Mahara UK14 conference hosted at University of Brighton

After a week of social media at ECSM2014 and SSMS2014 hosted at Brighton, just a few days later Mahara UK14 also brought its conference to UoB.

Being on leave and trying to draw breath after the months build-up to SSMS and ECSM, I did wonder what had possessed me to offer a presentation at the Mahara conference. And having presented at the end of June at the UoB IS conference with Craig Wakefield on creative uses of both Talis Aspire and Mahara as technologies for learning, I also wondered to whom the Mahara conference would be addressed – just technologists?, IS people? academics?

In the event it was clearly a good decision to go to Mahara UK14 since ECSM had already demonstrated the liveliness and engagement of mixed role audiences. This was no exception as delegates included those intimately involved in creating, developing and using and applying Mahara. Developers need to see what teachers and learners need from software, and teachers need to work with and be inspired by the creativity of developers.

I presented on the second conference day on Supervising Research students with Mahara – in our UoB world studentfolio. The audience was keen to discuss and ask questions – giving rise to more ideas about good quality research supervision. Prezi can be found here

Various lovely artefacts via storify, Pinterest and epilogger from this conference as for SSMS and ECSM – see previous blog posts.

one storify

One delegate take on Pinterest, thanks to Linda Pospisilova from Pardubice here

Another delegate take on storify thanks to Domi Sinclair here

Epilogger link re this conference hashtag: here

JISC implementation toolkit for eportfolios here: here

sponsor me, or sponsor the team from UoB

http://www.raceforlifesponsorme.org/brighton09 is the website to visit to see what Brighton girls are doing this year. oddly enough I am attempting a 10KM race this year (“race” just means walking with friends in this context!).
anything you can spare to sponsor would be so gratefully received.

CAL 09 Brighton March 2009

Great conference in the Hilton Metropole, Brighton, ably hosted by Chairman Avril Loveless in Education and Sport.

http://www.cal-conference.elsevier.com/ is conference website.

Wonderful to hear Diana Laurillard, Josie Taylor, Roger Saljo, Dave Cliffe, Grainne Conole and so many more VIPs in the elearning world.

A few byte-size bits of info from the conference:

Dave Cliffe talked of cloud computing or massive data utility centres (warehouses packed with many thousands of blade servers) which will become the next utility, with computing being paid for by time use at minimal marginal cost. Also ubiquitous amorphous computation based on networks of minute memory spots externalising “brain” linkages between them.

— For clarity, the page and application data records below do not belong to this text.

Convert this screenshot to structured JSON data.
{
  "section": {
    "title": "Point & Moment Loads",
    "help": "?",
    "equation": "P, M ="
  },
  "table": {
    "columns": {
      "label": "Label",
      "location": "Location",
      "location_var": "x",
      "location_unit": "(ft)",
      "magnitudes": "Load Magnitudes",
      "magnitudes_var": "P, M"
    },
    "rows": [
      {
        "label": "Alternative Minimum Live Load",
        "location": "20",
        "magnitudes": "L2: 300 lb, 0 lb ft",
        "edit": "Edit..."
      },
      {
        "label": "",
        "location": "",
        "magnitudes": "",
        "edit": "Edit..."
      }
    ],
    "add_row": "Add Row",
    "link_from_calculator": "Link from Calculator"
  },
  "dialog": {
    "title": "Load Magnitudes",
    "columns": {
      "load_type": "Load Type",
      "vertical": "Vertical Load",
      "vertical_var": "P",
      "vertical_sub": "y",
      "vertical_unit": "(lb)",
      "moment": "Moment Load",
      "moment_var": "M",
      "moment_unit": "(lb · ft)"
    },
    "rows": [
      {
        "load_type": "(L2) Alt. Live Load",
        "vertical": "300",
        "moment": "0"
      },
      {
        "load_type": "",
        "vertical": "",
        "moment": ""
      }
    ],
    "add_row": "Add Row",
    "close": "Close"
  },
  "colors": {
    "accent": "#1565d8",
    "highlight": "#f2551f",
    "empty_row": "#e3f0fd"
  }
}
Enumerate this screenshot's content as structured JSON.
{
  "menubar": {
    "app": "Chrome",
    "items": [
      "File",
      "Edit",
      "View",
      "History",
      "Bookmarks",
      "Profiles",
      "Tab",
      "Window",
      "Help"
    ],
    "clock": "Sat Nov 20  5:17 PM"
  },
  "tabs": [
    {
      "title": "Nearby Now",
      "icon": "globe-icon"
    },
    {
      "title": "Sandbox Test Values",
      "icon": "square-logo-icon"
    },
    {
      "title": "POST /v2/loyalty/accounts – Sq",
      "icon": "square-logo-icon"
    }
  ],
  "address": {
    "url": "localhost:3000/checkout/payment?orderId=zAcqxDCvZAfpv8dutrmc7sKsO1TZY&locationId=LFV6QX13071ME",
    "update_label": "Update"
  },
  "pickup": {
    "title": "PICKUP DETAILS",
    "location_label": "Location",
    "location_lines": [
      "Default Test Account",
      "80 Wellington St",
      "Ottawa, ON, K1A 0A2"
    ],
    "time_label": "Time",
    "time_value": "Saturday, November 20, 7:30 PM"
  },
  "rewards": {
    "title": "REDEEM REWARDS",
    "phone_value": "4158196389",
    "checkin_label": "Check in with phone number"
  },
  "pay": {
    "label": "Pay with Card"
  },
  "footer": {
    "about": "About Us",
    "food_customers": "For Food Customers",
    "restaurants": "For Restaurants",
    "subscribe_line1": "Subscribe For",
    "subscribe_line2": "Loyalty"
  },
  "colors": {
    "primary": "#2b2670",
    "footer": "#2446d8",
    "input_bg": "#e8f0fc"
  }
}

Dave also suggested that if a person could wear a video cam to record everything they saw from birth to 70 years, the total video storage required for a “lifetime” of images would be 27.5 terabytes, which in ten years time could cost approx. £1000. What’s extraordinary to me is that we can calculate this, make it measurable. Not of course that anyone would particularly fancy recording everything they saw! Imagine the retrieval system to find the right image….though it might help partners to get the details of where they first met right.

His tour de force keynote also mentioned some amazing intelligent prosthetics, cognitively enhancing drugs, quantum computing and plastic electronics – conjuring up a 3D copier which can produce physical objects rather than paper images – dramatic impact on manufacturing.

only a little reassuring that there are some processes which it is cheaper to employ people rather than computers to do – are we the new slave labour for the web?

Dave’s final message was about systems learning – we are getting to the stage where computers can deal with meta-systems or systems of systems – which is getting beyond our ability to understand. He believed the inability of so many to think numerately and to understand systems thinking was a potential major risk for humanity. Yet another advocate of systems thinking and numeracy – HEAR, HEAR!

Laura Czernewicz and her colleague Cheryl from University of Cape Town clarified the trend in S Africa to get elearning via mobiles rather than laptops, with some students spending on the highest range mobiles as this infrastructure cheaper and more reliable than investing in laptops.

Many symposia from CETLs around the UK on subjects such as Reusable Learning Objects (RLOs) – it may be just possible that some of this work could enable real teachers to generate useful learning objects with very limited technical knowledge – right up my street.

Other key debates around the conference included the range of definitions (and understanding?) of the term pedagogy – for some this is learning theory and for others just beliefs of teachers about what works in teaching – a distinction I have written about elsewhere. Also varying perspectives of personalised learning and the extent to which Web 2.0 should or shouldn’t be adopted by HE/FE/schools as part of formal education. This is a hot issue as many feel that Web 2.0 should remain the preserve of people’s social lives rather than their formal educational lives, even though social networking clearly encompasses much personal learning. Glamorgan project exemplified this by a headline “Get out of MySpace!”.

I won’t give a further rundown here of my 27 pages of notes on the conference!! Suffice to say it was a great opportunity for Asher and I from BeL research group in BBS to talk to many colleagues about staff adoption of technology-enhanced learning around our poster site and questionnaires – much to sift through and analyse now.